Continue reading Grapes and Raisins Pose Serious Threat to Dogs

How to Bring Your Dog to Work

By Nicole Pajer | Article Featured on Cesars Way

More companies are starting to allow employees to take their dogs to work with them. Having your dog in your workplace has been shown to boost morale, increase productivity, and keep workers motivated. In addition, it provides employees with a reason to step away from their desks and get outside for a workday break.

As more companies are allowing dogs in the workplace, it’s important to know the proper dog etiquette and dog rules. I touched base with several dog-friendly companies (including ours) to learn the do’s and don’ts of bringing your dog to work:

Continue reading How to Bring Your Dog to Work

A Guide for Traveling By Car With Your Pet

Article Featured on PetMD

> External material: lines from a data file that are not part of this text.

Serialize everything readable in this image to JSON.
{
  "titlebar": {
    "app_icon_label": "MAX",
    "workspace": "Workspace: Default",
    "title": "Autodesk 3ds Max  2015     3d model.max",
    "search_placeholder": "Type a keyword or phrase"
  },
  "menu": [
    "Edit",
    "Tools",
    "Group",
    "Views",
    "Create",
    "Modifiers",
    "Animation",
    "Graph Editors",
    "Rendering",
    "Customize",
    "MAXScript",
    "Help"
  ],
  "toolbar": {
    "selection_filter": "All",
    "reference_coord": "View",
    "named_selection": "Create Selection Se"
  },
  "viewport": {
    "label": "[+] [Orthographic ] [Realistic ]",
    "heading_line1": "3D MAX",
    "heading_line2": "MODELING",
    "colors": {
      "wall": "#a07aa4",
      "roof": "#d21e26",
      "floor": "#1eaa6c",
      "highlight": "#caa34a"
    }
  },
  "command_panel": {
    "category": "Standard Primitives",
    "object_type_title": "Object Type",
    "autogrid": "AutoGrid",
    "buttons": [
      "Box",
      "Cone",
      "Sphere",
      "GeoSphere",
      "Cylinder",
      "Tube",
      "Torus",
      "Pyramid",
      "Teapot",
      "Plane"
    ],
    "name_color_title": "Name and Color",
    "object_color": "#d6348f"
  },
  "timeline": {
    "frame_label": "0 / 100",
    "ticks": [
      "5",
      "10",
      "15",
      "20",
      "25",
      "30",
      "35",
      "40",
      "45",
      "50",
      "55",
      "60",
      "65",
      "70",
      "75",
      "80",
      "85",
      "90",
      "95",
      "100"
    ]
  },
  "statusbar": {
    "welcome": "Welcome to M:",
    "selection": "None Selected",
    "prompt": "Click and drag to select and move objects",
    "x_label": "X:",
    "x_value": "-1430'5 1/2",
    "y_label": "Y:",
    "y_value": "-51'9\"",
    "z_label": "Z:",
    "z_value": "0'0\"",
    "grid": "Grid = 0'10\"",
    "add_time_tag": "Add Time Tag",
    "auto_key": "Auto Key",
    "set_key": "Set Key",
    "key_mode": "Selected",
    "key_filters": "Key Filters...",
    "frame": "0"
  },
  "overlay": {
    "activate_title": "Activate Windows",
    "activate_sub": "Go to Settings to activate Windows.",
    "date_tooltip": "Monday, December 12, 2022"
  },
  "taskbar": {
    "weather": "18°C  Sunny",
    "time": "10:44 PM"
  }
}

Road trips are basically instilled into Americans as a birthright. We just get in the car, gas it up, turn on the tunes, and drive off into the beautiful sunset. But what if you’re bringing your pet along? Besides packing your pet’s favorite chew toys and a favorite blankie for them to cuddle with, what else should you bring? We’ve compiled this handy list of suggestions that will make your trip as safe, enjoyable, and trouble free as possible — yes, that goes for Fido and Kitty, too. Continue reading A Guide for Traveling By Car With Your Pet

5 Things That Can Improve Your Dog’s Teeth

Article by Lynn Miller | Found on PetMD

It’s not pretty. When a veterinarian opens a dog’s mouth, he often finds teeth stained brown and red or bleeding gums. In extreme cases, teeth are loose, broken or missing altogether.

Infection, disease and other oral problems are far too common in canines. More than 85 percent of dogs over the age of three have dental problems that require professional treatment, according to the Animal Medical Center of New York’s website. Continue reading 5 Things That Can Improve Your Dog’s Teeth

Solving Cat Litter Box Problems

Article by Julie Edgar | Featured on Medicine Net

Cats are fastidious creatures, and nowhere is that more evident than in their litter box habits. When your cat won’t use the litter box — and at least 10% of all cats develop an elimination problem — the cause could be anything from an unclean box to an illness.

Before you try some easy strategies to get her back in the litter box, have her checked out by a veterinarian to rule out a health problem. If you’ve just introduced a new cat to your household, make sure the litter box is as cat-friendly as possible to prevent a problem in the future.

WebMD looked at common litter box problems and solutions. Here’s what we found: Continue reading Solving Cat Litter Box Problems